“From our customer perspective, we want to make bus travel the first choice especially for people living in towns and cities. Right now, bus and coach travel is inherently more sustainable as it emits up to one-fifth the carbon dioxide per passenger kilometre, compared to private cars. Due to ongoing improvements, modern diesel bus engines emit 90% less nitrous oxides than they did in 2000. In the towns and cities in which we operate, working in conjunction with the National Transport Authority with initiatives such as BusConnects, we will invest in our stations and provide a service that is 100% fully accessible and 100% emissions free. This is an exciting prospect and a huge incentive for everyone to think ‘bus’ ahead of ‘car’ in the coming years,” said Stephen Kent. Currently 79% of adult journeys outside of Dublin are by private car.
“The big enablers for Bus Éireann will be fleet, power, people, facilities and funding. The scale and urgency of this transformation will require ongoing close collaboration with the National Transport Authority, the Departments of Transport and Education, CIÉ, state bodies, local authorities, suppliers and local communities, and our employees, and we are grateful for their support,” concluded Stephen Kent.
Other initiatives include an energy efficiency programme, sustainable procurement strategy and a new waste management plan with the aim of reducing waste by 50% over the next nine years, with 75% of all waste produced recycled. The company is intending to have five times as many female supervisors, and full gender balance at board level.
Bus Éireann’s sustainability strategy was developed in the context of national and European policy including the Climate Action Plan, the National Clean Air Strategy, the EU Clean Vehicles Directive, the Waste Action Plan for a Circular Economy, the Department of Transport’s work on sustainable transport policy, Project 2040 and the National Planning Framework, as well as the CIÉ Group sustainability strategy.
Bus Éireann has established a Board Sustainability Committee, which met for the first time in April.

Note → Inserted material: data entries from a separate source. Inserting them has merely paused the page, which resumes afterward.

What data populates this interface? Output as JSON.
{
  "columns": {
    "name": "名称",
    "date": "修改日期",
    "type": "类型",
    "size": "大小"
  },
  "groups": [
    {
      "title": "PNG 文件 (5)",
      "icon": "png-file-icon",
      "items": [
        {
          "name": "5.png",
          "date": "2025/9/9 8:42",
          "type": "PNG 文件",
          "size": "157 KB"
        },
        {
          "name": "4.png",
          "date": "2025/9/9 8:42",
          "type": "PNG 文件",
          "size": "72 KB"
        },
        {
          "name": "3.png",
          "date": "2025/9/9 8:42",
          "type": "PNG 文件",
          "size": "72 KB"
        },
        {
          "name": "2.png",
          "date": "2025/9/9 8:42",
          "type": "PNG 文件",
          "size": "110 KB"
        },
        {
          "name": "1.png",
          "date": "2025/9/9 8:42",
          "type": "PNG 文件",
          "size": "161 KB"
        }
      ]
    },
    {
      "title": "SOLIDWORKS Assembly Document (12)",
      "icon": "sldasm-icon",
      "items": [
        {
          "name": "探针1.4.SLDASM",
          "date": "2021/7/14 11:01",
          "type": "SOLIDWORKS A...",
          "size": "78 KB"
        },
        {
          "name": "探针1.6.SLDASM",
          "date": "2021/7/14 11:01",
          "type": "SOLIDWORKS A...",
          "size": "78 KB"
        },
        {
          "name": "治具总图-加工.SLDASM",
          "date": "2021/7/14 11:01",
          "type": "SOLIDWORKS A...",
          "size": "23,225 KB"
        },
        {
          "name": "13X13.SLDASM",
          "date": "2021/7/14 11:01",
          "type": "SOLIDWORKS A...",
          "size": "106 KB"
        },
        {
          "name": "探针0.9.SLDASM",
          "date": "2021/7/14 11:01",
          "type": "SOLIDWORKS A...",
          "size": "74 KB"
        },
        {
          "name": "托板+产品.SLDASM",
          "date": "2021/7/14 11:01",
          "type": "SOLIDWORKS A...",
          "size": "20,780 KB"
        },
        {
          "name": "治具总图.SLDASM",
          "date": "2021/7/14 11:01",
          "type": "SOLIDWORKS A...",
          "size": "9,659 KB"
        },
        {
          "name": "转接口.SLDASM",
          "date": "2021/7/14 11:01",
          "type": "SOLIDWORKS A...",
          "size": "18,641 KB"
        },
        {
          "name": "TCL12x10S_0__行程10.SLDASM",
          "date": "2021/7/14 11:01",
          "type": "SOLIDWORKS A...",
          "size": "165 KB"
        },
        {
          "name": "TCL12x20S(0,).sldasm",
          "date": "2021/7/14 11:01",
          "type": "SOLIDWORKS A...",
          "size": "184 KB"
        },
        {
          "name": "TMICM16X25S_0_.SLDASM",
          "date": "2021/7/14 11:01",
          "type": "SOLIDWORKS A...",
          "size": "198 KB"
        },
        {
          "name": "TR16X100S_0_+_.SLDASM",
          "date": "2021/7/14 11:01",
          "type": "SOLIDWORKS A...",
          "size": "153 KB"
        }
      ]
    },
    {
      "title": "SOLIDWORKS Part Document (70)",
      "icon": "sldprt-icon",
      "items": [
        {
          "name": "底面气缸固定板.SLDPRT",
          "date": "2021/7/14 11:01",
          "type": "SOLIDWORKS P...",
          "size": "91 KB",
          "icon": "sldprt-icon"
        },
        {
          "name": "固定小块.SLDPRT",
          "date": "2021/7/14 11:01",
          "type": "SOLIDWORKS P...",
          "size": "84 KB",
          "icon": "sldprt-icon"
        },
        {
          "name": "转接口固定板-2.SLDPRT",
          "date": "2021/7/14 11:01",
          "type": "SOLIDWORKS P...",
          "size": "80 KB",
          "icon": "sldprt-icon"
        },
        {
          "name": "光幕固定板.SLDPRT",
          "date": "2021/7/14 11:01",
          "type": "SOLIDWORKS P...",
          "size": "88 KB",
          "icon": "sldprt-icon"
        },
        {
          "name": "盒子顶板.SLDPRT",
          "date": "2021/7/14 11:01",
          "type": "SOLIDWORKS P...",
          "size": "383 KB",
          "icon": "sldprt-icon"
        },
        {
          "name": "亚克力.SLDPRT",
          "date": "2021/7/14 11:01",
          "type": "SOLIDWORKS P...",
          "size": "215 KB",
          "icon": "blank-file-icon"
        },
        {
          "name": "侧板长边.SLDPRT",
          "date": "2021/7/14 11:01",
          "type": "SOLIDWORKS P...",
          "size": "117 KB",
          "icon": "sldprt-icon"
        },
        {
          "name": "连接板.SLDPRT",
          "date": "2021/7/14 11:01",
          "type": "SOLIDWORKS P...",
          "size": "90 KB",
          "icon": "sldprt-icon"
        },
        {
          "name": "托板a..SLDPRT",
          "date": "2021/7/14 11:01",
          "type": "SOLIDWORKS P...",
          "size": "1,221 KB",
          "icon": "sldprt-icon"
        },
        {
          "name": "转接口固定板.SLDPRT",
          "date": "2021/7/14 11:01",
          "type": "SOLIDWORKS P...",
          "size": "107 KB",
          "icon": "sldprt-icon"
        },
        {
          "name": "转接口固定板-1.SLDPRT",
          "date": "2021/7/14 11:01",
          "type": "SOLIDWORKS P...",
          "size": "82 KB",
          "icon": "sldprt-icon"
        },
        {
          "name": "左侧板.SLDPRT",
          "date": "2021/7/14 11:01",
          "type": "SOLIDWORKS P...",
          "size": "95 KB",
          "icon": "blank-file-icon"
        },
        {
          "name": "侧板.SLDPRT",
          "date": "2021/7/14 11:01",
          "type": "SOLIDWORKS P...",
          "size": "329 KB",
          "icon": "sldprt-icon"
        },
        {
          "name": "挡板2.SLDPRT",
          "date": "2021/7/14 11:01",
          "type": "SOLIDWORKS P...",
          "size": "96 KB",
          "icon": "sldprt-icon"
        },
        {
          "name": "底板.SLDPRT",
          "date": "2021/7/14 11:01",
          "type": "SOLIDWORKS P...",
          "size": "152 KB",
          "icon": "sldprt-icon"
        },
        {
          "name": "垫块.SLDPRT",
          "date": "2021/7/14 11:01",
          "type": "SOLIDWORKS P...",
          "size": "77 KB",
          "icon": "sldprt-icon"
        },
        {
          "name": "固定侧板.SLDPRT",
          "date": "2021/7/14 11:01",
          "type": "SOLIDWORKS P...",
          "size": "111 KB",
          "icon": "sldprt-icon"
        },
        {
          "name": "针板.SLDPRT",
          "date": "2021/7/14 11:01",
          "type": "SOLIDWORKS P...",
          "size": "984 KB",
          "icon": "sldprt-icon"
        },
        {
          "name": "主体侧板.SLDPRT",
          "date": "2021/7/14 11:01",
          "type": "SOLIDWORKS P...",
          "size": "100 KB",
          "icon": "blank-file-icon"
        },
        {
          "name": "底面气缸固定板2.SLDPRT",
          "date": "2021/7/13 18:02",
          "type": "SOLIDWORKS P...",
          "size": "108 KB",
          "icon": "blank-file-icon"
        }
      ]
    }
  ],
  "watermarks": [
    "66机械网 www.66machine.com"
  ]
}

Rory Leahy has been appointed Chief Safety and Sustainability Officer. Bus Éireann has recently achieved a B rating accreditation by the Climate Disclosures Project, for taking co-ordinated action on climate issues, and has joined the Business in the Community network.
Driving Change the Bus Éireann Sustainability Strategy 2030 is available at www.buseireann.ie/Sustainability
Thursday, 20th May, 2021